By Richard Thomas
Speyside’s Glenfiddich is one of the most storied names in single malt Scotch. When the whiskey industry in both Scotland and Ireland was in troubled times, Charles Gordon of William Grant & Sons took the bold step of revamping and ramping up Glenfiddich, effectively inventing the single malt category as we know it today. Consequently, Glenfiddich became Scotland’s largest malt distillery and the world’s top selling single malt, accounting for roughly one-third of all single malt sales and the only single malt brand selling over one million cases every year (although Glenlivet might join them above the one-million mark this year).
That success likely plays into why some diehard Scotch snobs disdain Glenfiddich, following as they do the nerdy path of rejecting that which is most popular on principle. Yet there is more to Glenfiddich than its near omni-present 12 Year Old. Take the latest addition to the distillery’s regular line-up, the Excellence 26 Year Old. Here we have a single malt that has spent a generation maturing in ex-bourbon barrels from Kelvin Cooperage in Louisville, Kentucky before Brian Kinsman took it up and bottled it at 43% abv.
The defining characteristic of Glenfiddich Excellence 26 Year Old is its understated and delicate nature. This starts in the glass, where it has a white wine coloring that is just a little softer and more translucent than expecting, but without losing its color.

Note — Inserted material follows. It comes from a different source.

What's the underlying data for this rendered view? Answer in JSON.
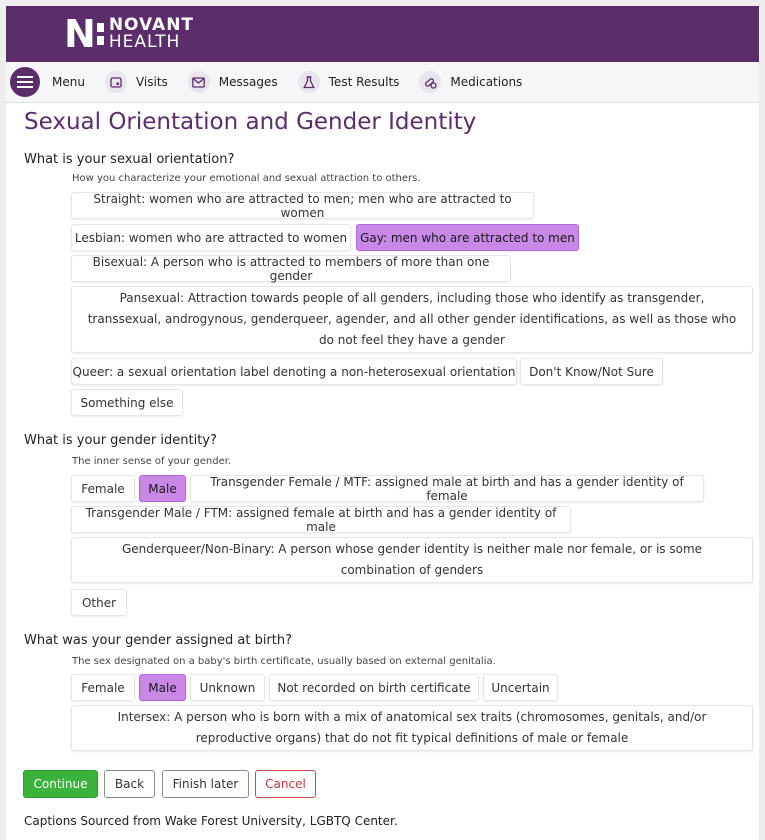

The nose has a buttery texture and a very fruit-driven scent. This is the richest, boldest part of the whisky, and while I wouldn’t say it is aromatic and carries across the room, it certainly rises up from the table to greet your nostrils. Green fruits with a dollop of vanilla, seasoned with a little jasmine tea and a drop of smoke, likely American barrel char.

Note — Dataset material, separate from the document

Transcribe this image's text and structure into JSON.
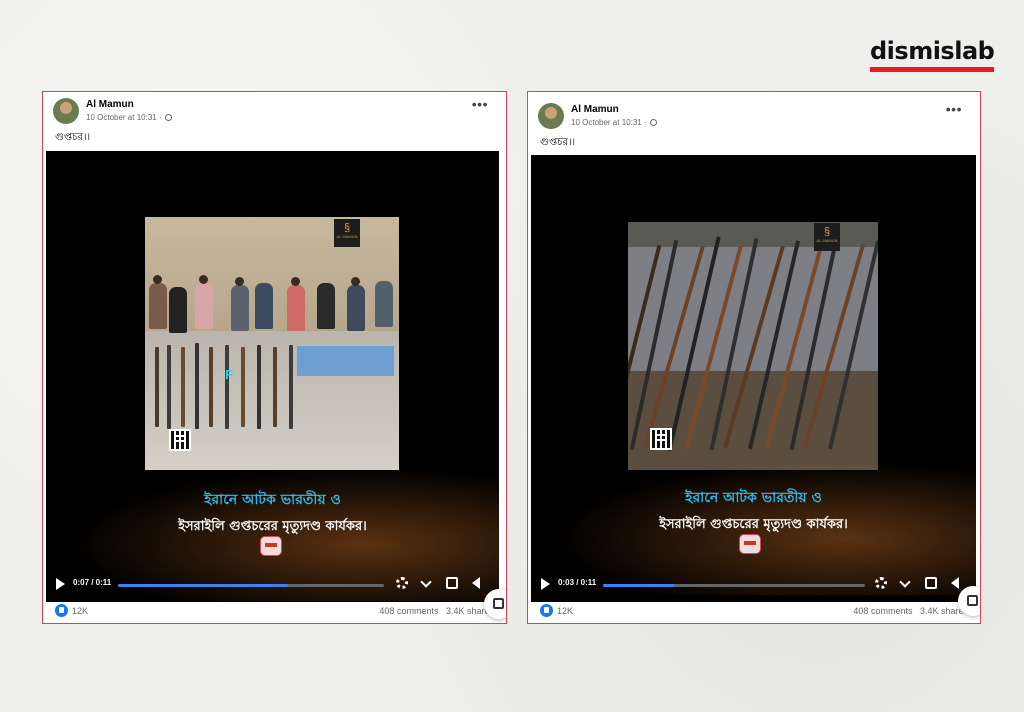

Once on the palate, Excellence 26 Year Old takes on a much more restrained and light aspect. The main current of this Glenfiddich is its sweetness, which takes on not a fruity but more of a candied character on your tongue. Vanilla and toffee spiced with hot cinnamon and licorice would make this like the memory of a really nice craft candy store visit, were it not for the signs of the long time spent in old American barrels, which gives it notes of leathery wood and barrel char smoke.

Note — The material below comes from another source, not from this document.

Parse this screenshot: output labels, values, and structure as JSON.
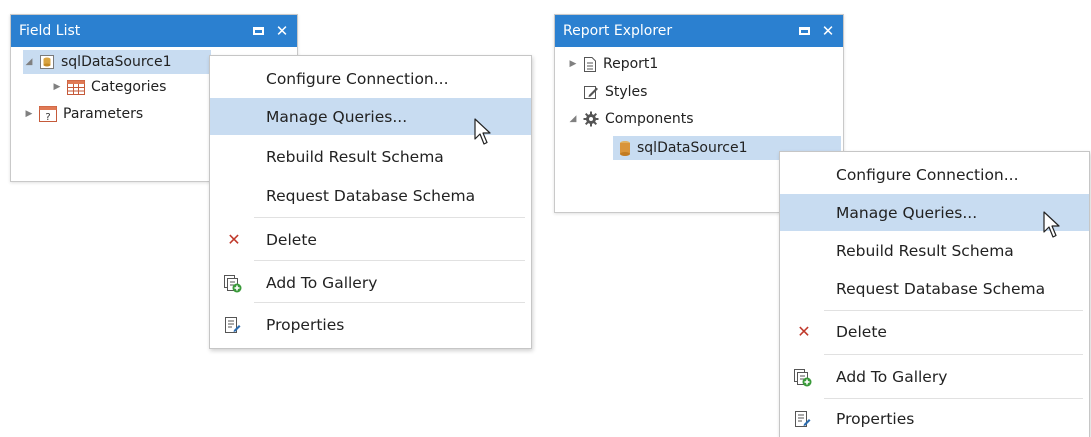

Now some will read that mention of smoke and think “Peat! Islay!”, and that is not what I mean. Glenfiddich is Dufftown, after all. It’s bourbon char, not peat smoke, and there is just enough of a whiff of it to add to the complexity, nothing more.
The finish is a subtle little devil of a closer. It starts light, but peppery, and winds itself down very quickly into just a shadow, but that shadow lingers for a long, long time.
The shift from a somewhat rich nose to a complex, softly understated body and finish make this a fascinating whisky. It really is the sort of sipper that commands reflection back to itself, and rewards those who obey. Pour it when what you want to do is study your whisky and not something else.
Of course, a 26 year old Glenfiddich is going to be expensive. The 70cl UK version is priced at £350 ($595), but Americans should wait for this autumn when they will get something of a bargain. Reportedly the 750cl U.S. bottling will be priced at a slightly more reasonable $499.99. One dram’s worth more whisky for almost a hundred dollars less!